Gravelly Point is a simple and energizing pleasure. It’s a diverse group that gathers there to thrill in the airplane arrivals and departures. And all it costs me is the pedal power and time it takes to ride there.

Welcome to Monday, everybody.

Bikes to Like: Cannondale Tandem

This week I’ve been reminiscing about Felkerino’s and my very first tandem, a dark gray aluminum Cannondale mountain frame.

Cannondale Tandem en route to Niagara Falls, 2005 with early Burley trailer prototype. (c) Lynn and Steve

During our first two years plus of riding together, the Cannondale tandem was our steed of choice.  We took it on tour from Rockville, Md. up to Niagara Falls, made it through two Super Randonneur series’, and even rode it on the Seattle International Randonneurs’ Cascade 1200K in 2006.  It was a great long-distance touring bike for us.

Randonneur-approved! Washington Pass on the Cascade 1200K, 2006.

These days the Cannondale tandem isn’t seeing that kind of action; it’s on another type of adventure. Felkerino and his daughter now use it for getting around the streets of Washington, D.C. (and even Arlington, Va., if we feel really inspired).

Felkerino and daughter DF, riding along the Waterfront

Converting the tandem for Felkerino and DF allows us to still use our bikes as our primary mode of transportation. That makes me happy because I only somewhat like Metro and I really don’t like driving. And it makes Felkerino happy because he loves having many velocipedes in the rotation.

A tandem is not something most people see every day, although I have noticed that there are at least one or two tandem commuting couples in the city. People love watching Felkerino and DF ride together and I often hear exclamations from children as well as adults about the “two-people bicycle.”

The Cannondale was a good brevet bike for us and now it is perfect for use on around-town errands and touring about. It’s a great transportation solution for the three of us.  Everybody rides happy. Most of the time, anyway!

Hey, did you hear the news that Friday is here? It’s true! Happy mailbox chasing!

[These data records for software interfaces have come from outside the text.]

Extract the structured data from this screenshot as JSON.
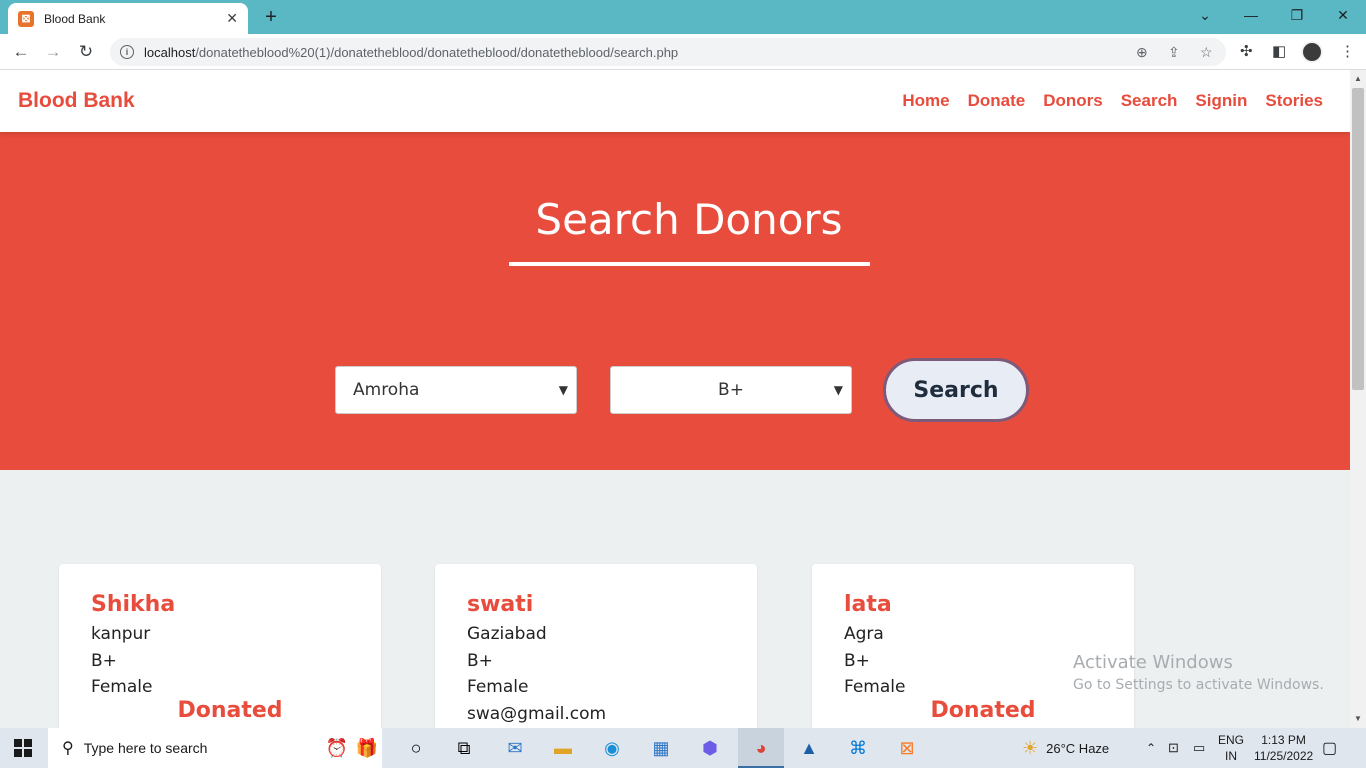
{
  "browser": {
    "tab_title": "Blood Bank",
    "url_host": "localhost",
    "url_path": "/donatetheblood%20(1)/donatetheblood/donatetheblood/donatetheblood/search.php"
  },
  "site": {
    "brand": "Blood Bank",
    "nav": [
      "Home",
      "Donate",
      "Donors",
      "Search",
      "Signin",
      "Stories"
    ]
  },
  "hero": {
    "title": "Search Donors",
    "city_selected": "Amroha",
    "blood_group_selected": "B+",
    "search_label": "Search"
  },
  "donors": [
    {
      "name": "Shikha",
      "city": "kanpur",
      "blood_group": "B+",
      "gender": "Female",
      "email": "",
      "status": "Donated"
    },
    {
      "name": "swati",
      "city": "Gaziabad",
      "blood_group": "B+",
      "gender": "Female",
      "email": "swa@gmail.com",
      "status": ""
    },
    {
      "name": "lata",
      "city": "Agra",
      "blood_group": "B+",
      "gender": "Female",
      "email": "",
      "status": "Donated"
    }
  ],
  "watermark": {
    "line1": "Activate Windows",
    "line2": "Go to Settings to activate Windows."
  },
  "taskbar": {
    "search_placeholder": "Type here to search",
    "weather": "26°C  Haze",
    "lang_top": "ENG",
    "lang_bottom": "IN",
    "time": "1:13 PM",
    "date": "11/25/2022"
  },
  "colors": {
    "brand_red": "#e74c3c",
    "tab_bar": "#5ab8c4"
  }
}
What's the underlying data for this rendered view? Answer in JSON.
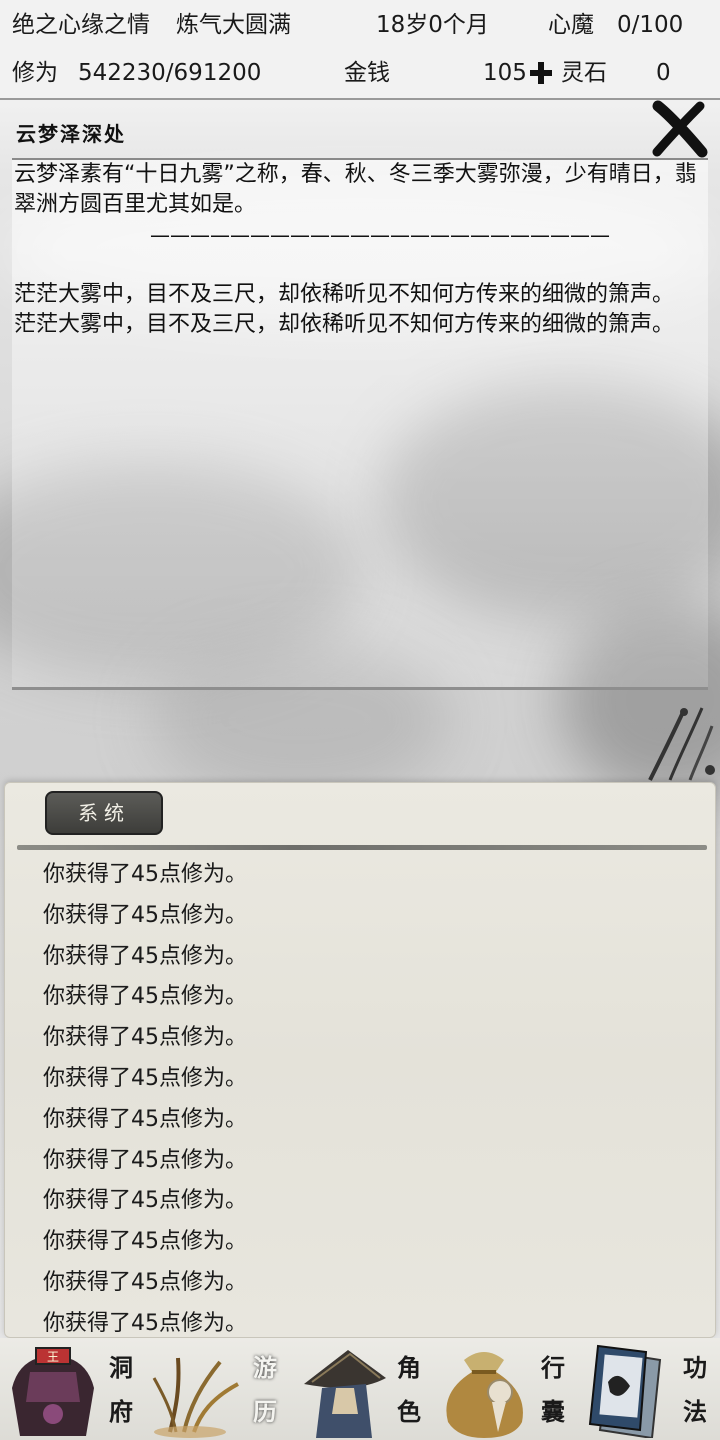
{
  "status": {
    "realm_title": "绝之心缘之情",
    "cultivation_stage": "炼气大圆满",
    "age": "18岁0个月",
    "heart_demon_label": "心魔",
    "heart_demon_value": "0/100",
    "cultivation_label": "修为",
    "cultivation_value": "542230/691200",
    "money_label": "金钱",
    "money_value": "105",
    "spirit_stone_label": "灵石",
    "spirit_stone_value": "0"
  },
  "location": {
    "title": "云梦泽深处",
    "paragraphs": [
      "云梦泽素有“十日九雾”之称，春、秋、冬三季大雾弥漫，少有晴日，翡翠洲方圆百里尤其如是。",
      "———————————————————————",
      "茫茫大雾中，目不及三尺，却依稀听见不知何方传来的细微的箫声。",
      "茫茫大雾中，目不及三尺，却依稀听见不知何方传来的细微的箫声。"
    ]
  },
  "log": {
    "tab_label": "系统",
    "entries": [
      "你获得了45点修为。",
      "你获得了45点修为。",
      "你获得了45点修为。",
      "你获得了45点修为。",
      "你获得了45点修为。",
      "你获得了45点修为。",
      "你获得了45点修为。",
      "你获得了45点修为。",
      "你获得了45点修为。",
      "你获得了45点修为。",
      "你获得了45点修为。",
      "你获得了45点修为。"
    ]
  },
  "nav": {
    "items": [
      {
        "label_top": "洞",
        "label_bottom": "府",
        "icon": "cave-dwelling-icon"
      },
      {
        "label_top": "游",
        "label_bottom": "历",
        "icon": "travel-grass-icon"
      },
      {
        "label_top": "角",
        "label_bottom": "色",
        "icon": "straw-hat-icon"
      },
      {
        "label_top": "行",
        "label_bottom": "囊",
        "icon": "pouch-bag-icon"
      },
      {
        "label_top": "功",
        "label_bottom": "法",
        "icon": "scroll-books-icon"
      }
    ],
    "active_index": 1
  },
  "colors": {
    "panel_bg": "#e8e6de",
    "tab_bg": "#3d3d3a",
    "text": "#111111"
  }
}
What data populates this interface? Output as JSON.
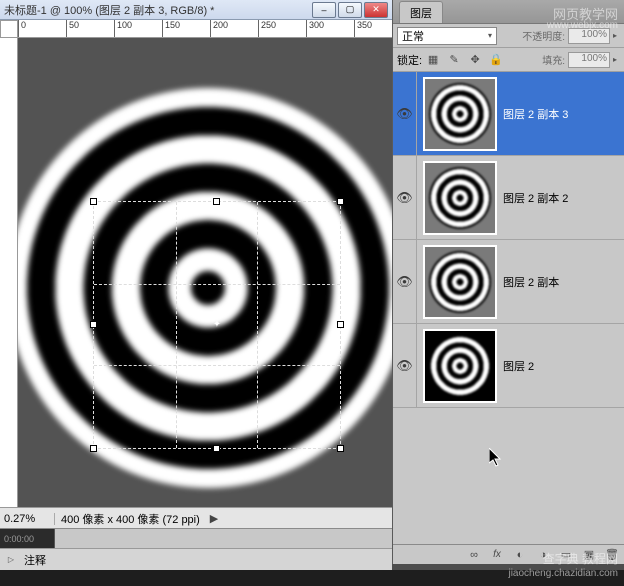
{
  "doc": {
    "title": "未标题-1 @ 100% (图层 2 副本 3, RGB/8) *",
    "zoom": "0.27%",
    "pixel_info": "400 像素 x 400 像素 (72 ppi)",
    "ruler_ticks": [
      "0",
      "50",
      "100",
      "150",
      "200",
      "250",
      "300",
      "350"
    ]
  },
  "timeline_hint": "0:00:00",
  "comment_label": "注释",
  "layers_panel": {
    "tab_label": "图层",
    "blend_mode": "正常",
    "opacity_label": "不透明度:",
    "opacity_value": "100%",
    "lock_label": "锁定:",
    "fill_label": "填充:",
    "fill_value": "100%",
    "lock_icons": [
      "pixels-lock-icon",
      "position-lock-icon",
      "brush-lock-icon",
      "all-lock-icon"
    ],
    "layers": [
      {
        "name": "图层 2 副本 3",
        "visible": true,
        "selected": true,
        "bg": "gray"
      },
      {
        "name": "图层 2 副本 2",
        "visible": true,
        "selected": false,
        "bg": "gray"
      },
      {
        "name": "图层 2 副本",
        "visible": true,
        "selected": false,
        "bg": "gray"
      },
      {
        "name": "图层 2",
        "visible": true,
        "selected": false,
        "bg": "black"
      }
    ],
    "bottom_icons": [
      "link-icon",
      "fx-icon",
      "mask-icon",
      "adjustment-icon",
      "group-icon",
      "new-layer-icon",
      "trash-icon"
    ]
  },
  "watermarks": {
    "top_right": "网页教学网",
    "top_right_url": "www.webjx.com",
    "bottom_right1": "查字典 教程网",
    "bottom_right2": "jiaocheng.chazidian.com"
  }
}
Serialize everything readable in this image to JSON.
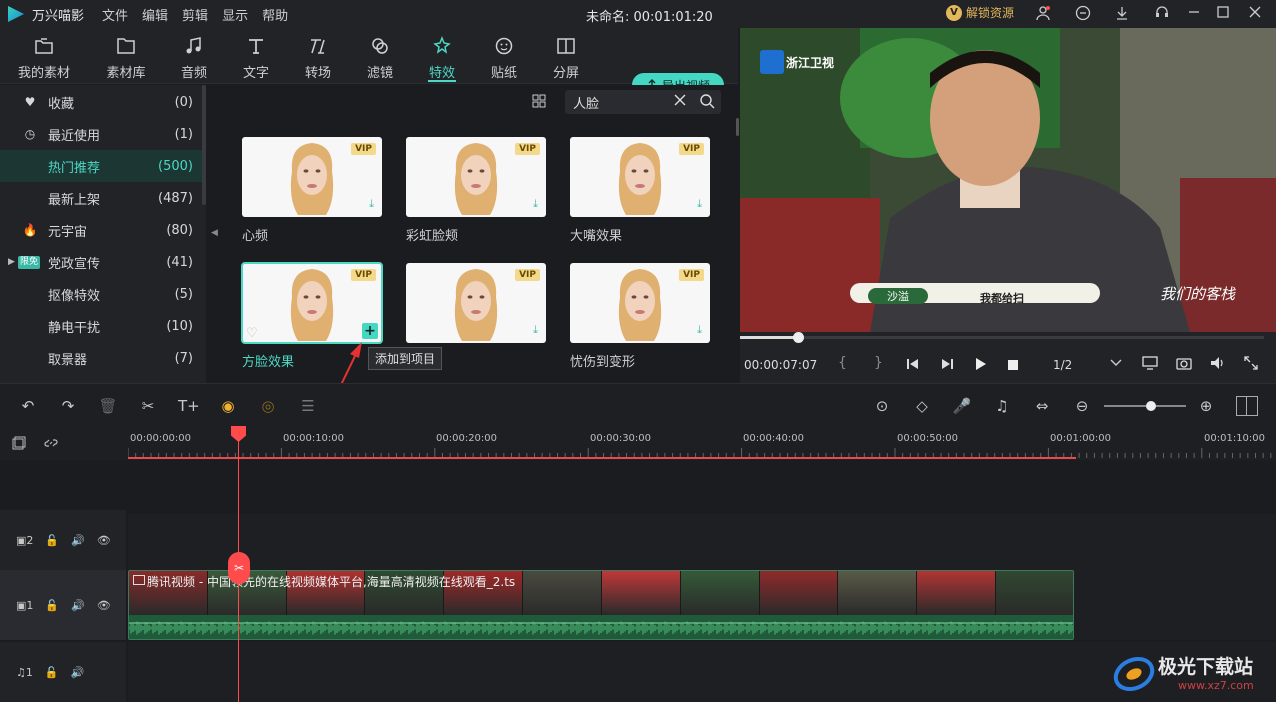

The Lincolnometer

Summer is on, people.  How do I know?  The Lincolnometer tells me so.

What’s the Lincolnometer, you ask?  It is a gauge of what’s going on with tourism and to some degree, the weather, in Washington, D.C. The Lincolnometer is largely based on the people lurking around the Lincoln Memorial at any given moment.  The Lincoln Memorial is ideal for assessing tourist activity (and the weather) because:

  1. It is outdoors.
  2. The Lincoln is a must-see on the monument tour.
  3. It is a regular running and commuter zone.
  4. The Lincoln Memorial is so big that, even if your vision isn’t very good, you can still use the Lincolnometer.
  5. Many people hang out at the Lincoln, thanks to the ample sitting space on the steps and surrounding area.

Check out the Lincolnometer for yourself.

Photo A.:  What do you gather about this moment at the Lincoln?

(Note: Click on the respective photo to see its details and to find out if your assessments are on target.)

Photo A. The Lincolnometer

Photo B:  OK, how about this one?

Photo B. The Lincolnometer again.

Photo C: What can you ascertain from the scene in Photo C?

Photo C at the Lincolnometer

Excellent. And here is a final photo for your guessing pleasure.

Photo D: A last look at the Lincolnometer.

Photo D of the Lincolnometer

In truth, the Lincolnometer has limited practical value.  By the time you see what’s going on at the Lincoln, you’ve already made it out into the elements.  Nevertheless, it’s a fun way to get a sense of what’s happening with the tourist population in the city, and it always tells the truth about the weather!